> _Exercise input_
*** Block opens ***

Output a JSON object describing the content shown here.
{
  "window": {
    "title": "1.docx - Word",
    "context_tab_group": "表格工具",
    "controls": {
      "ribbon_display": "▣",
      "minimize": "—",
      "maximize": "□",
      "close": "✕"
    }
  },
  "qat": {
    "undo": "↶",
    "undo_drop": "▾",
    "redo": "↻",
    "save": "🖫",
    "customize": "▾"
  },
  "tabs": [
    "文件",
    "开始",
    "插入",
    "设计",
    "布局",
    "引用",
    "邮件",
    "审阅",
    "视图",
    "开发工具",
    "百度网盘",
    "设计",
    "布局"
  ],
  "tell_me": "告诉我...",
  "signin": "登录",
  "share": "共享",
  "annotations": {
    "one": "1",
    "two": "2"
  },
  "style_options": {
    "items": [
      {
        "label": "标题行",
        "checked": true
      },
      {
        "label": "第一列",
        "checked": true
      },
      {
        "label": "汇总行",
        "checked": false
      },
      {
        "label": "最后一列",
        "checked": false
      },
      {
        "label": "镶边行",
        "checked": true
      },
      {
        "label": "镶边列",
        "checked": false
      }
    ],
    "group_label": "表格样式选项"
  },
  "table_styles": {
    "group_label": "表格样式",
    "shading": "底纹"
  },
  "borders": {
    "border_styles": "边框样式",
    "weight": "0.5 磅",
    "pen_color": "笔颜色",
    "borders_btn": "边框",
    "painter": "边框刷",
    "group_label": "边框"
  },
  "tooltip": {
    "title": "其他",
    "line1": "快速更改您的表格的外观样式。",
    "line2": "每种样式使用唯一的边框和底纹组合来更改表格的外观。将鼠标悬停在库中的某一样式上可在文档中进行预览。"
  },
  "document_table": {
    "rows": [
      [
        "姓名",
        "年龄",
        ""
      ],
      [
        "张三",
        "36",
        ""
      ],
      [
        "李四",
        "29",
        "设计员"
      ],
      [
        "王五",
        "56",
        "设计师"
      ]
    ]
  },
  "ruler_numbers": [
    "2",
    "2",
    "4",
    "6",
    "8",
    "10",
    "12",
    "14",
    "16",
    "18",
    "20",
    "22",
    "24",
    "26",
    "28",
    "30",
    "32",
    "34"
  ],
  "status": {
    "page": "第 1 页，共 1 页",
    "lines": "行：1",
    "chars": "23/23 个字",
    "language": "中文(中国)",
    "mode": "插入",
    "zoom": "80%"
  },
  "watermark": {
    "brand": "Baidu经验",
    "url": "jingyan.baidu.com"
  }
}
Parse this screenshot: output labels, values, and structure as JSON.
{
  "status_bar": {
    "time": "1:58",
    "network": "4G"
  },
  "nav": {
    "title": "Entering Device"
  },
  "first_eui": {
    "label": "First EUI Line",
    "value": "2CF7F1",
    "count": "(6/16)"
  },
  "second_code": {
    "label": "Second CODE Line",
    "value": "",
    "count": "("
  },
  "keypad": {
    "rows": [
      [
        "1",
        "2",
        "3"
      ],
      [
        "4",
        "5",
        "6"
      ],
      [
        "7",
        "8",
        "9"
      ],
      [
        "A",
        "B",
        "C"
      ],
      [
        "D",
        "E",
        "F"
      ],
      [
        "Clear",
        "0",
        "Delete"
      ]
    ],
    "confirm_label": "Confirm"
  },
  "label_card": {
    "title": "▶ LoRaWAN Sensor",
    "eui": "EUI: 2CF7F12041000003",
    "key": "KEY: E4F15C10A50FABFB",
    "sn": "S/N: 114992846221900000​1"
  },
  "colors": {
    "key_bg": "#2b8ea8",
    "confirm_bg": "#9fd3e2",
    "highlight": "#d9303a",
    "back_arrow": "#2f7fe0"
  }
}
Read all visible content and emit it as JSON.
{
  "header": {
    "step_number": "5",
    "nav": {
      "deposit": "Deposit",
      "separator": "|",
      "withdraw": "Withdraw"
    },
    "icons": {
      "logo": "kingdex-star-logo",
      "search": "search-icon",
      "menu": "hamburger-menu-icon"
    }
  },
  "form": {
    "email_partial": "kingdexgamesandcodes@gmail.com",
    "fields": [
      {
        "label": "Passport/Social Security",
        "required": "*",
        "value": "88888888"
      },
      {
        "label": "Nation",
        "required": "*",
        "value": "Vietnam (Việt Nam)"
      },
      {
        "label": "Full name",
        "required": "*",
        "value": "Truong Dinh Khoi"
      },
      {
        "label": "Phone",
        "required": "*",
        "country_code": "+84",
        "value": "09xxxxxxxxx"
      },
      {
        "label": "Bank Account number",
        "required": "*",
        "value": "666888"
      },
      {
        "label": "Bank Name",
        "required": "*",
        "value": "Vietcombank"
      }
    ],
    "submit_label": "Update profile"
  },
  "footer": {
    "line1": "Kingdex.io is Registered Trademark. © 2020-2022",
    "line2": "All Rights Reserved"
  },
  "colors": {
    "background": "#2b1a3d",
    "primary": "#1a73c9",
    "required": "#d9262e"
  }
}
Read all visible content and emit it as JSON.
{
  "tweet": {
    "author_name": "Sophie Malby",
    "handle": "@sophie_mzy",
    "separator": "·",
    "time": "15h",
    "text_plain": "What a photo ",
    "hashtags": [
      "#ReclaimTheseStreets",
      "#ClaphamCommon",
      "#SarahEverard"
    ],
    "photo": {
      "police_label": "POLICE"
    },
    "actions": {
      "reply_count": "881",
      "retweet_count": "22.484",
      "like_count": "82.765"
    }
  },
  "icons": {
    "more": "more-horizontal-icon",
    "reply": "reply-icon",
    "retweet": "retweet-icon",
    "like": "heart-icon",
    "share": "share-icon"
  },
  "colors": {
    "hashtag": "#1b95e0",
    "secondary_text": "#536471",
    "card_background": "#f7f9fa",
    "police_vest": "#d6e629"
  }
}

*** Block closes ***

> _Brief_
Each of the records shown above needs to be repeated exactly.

> _Written solution_
Output a JSON object describing the content shown here.
{
  "window": {
    "title": "1.docx - Word",
    "context_tab_group": "表格工具",
    "controls": {
      "ribbon_display": "▣",
      "minimize": "—",
      "maximize": "□",
      "close": "✕"
    }
  },
  "qat": {
    "undo": "↶",
    "undo_drop": "▾",
    "redo": "↻",
    "save": "🖫",
    "customize": "▾"
  },
  "tabs": [
    "文件",
    "开始",
    "插入",
    "设计",
    "布局",
    "引用",
    "邮件",
    "审阅",
    "视图",
    "开发工具",
    "百度网盘",
    "设计",
    "布局"
  ],
  "tell_me": "告诉我...",
  "signin": "登录",
  "share": "共享",
  "annotations": {
    "one": "1",
    "two": "2"
  },
  "style_options": {
    "items": [
      {
        "label": "标题行",
        "checked": true
      },
      {
        "label": "第一列",
        "checked": true
      },
      {
        "label": "汇总行",
        "checked": false
      },
      {
        "label": "最后一列",
        "checked": false
      },
      {
        "label": "镶边行",
        "checked": true
      },
      {
        "label": "镶边列",
        "checked": false
      }
    ],
    "group_label": "表格样式选项"
  },
  "table_styles": {
    "group_label": "表格样式",
    "shading": "底纹"
  },
  "borders": {
    "border_styles": "边框样式",
    "weight": "0.5 磅",
    "pen_color": "笔颜色",
    "borders_btn": "边框",
    "painter": "边框刷",
    "group_label": "边框"
  },
  "tooltip": {
    "title": "其他",
    "line1": "快速更改您的表格的外观样式。",
    "line2": "每种样式使用唯一的边框和底纹组合来更改表格的外观。将鼠标悬停在库中的某一样式上可在文档中进行预览。"
  },
  "document_table": {
    "rows": [
      [
        "姓名",
        "年龄",
        ""
      ],
      [
        "张三",
        "36",
        ""
      ],
      [
        "李四",
        "29",
        "设计员"
      ],
      [
        "王五",
        "56",
        "设计师"
      ]
    ]
  },
  "ruler_numbers": [
    "2",
    "2",
    "4",
    "6",
    "8",
    "10",
    "12",
    "14",
    "16",
    "18",
    "20",
    "22",
    "24",
    "26",
    "28",
    "30",
    "32",
    "34"
  ],
  "status": {
    "page": "第 1 页，共 1 页",
    "lines": "行：1",
    "chars": "23/23 个字",
    "language": "中文(中国)",
    "mode": "插入",
    "zoom": "80%"
  },
  "watermark": {
    "brand": "Baidu经验",
    "url": "jingyan.baidu.com"
  }
}
Parse this screenshot: output labels, values, and structure as JSON.
{
  "status_bar": {
    "time": "1:58",
    "network": "4G"
  },
  "nav": {
    "title": "Entering Device"
  },
  "first_eui": {
    "label": "First EUI Line",
    "value": "2CF7F1",
    "count": "(6/16)"
  },
  "second_code": {
    "label": "Second CODE Line",
    "value": "",
    "count": "("
  },
  "keypad": {
    "rows": [
      [
        "1",
        "2",
        "3"
      ],
      [
        "4",
        "5",
        "6"
      ],
      [
        "7",
        "8",
        "9"
      ],
      [
        "A",
        "B",
        "C"
      ],
      [
        "D",
        "E",
        "F"
      ],
      [
        "Clear",
        "0",
        "Delete"
      ]
    ],
    "confirm_label": "Confirm"
  },
  "label_card": {
    "title": "▶ LoRaWAN Sensor",
    "eui": "EUI: 2CF7F12041000003",
    "key": "KEY: E4F15C10A50FABFB",
    "sn": "S/N: 114992846221900000​1"
  },
  "colors": {
    "key_bg": "#2b8ea8",
    "confirm_bg": "#9fd3e2",
    "highlight": "#d9303a",
    "back_arrow": "#2f7fe0"
  }
}
Read all visible content and emit it as JSON.
{
  "header": {
    "step_number": "5",
    "nav": {
      "deposit": "Deposit",
      "separator": "|",
      "withdraw": "Withdraw"
    },
    "icons": {
      "logo": "kingdex-star-logo",
      "search": "search-icon",
      "menu": "hamburger-menu-icon"
    }
  },
  "form": {
    "email_partial": "kingdexgamesandcodes@gmail.com",
    "fields": [
      {
        "label": "Passport/Social Security",
        "required": "*",
        "value": "88888888"
      },
      {
        "label": "Nation",
        "required": "*",
        "value": "Vietnam (Việt Nam)"
      },
      {
        "label": "Full name",
        "required": "*",
        "value": "Truong Dinh Khoi"
      },
      {
        "label": "Phone",
        "required": "*",
        "country_code": "+84",
        "value": "09xxxxxxxxx"
      },
      {
        "label": "Bank Account number",
        "required": "*",
        "value": "666888"
      },
      {
        "label": "Bank Name",
        "required": "*",
        "value": "Vietcombank"
      }
    ],
    "submit_label": "Update profile"
  },
  "footer": {
    "line1": "Kingdex.io is Registered Trademark. © 2020-2022",
    "line2": "All Rights Reserved"
  },
  "colors": {
    "background": "#2b1a3d",
    "primary": "#1a73c9",
    "required": "#d9262e"
  }
}
Read all visible content and emit it as JSON.
{
  "tweet": {
    "author_name": "Sophie Malby",
    "handle": "@sophie_mzy",
    "separator": "·",
    "time": "15h",
    "text_plain": "What a photo ",
    "hashtags": [
      "#ReclaimTheseStreets",
      "#ClaphamCommon",
      "#SarahEverard"
    ],
    "photo": {
      "police_label": "POLICE"
    },
    "actions": {
      "reply_count": "881",
      "retweet_count": "22.484",
      "like_count": "82.765"
    }
  },
  "icons": {
    "more": "more-horizontal-icon",
    "reply": "reply-icon",
    "retweet": "retweet-icon",
    "like": "heart-icon",
    "share": "share-icon"
  },
  "colors": {
    "hashtag": "#1b95e0",
    "secondary_text": "#536471",
    "card_background": "#f7f9fa",
    "police_vest": "#d6e629"
  }
}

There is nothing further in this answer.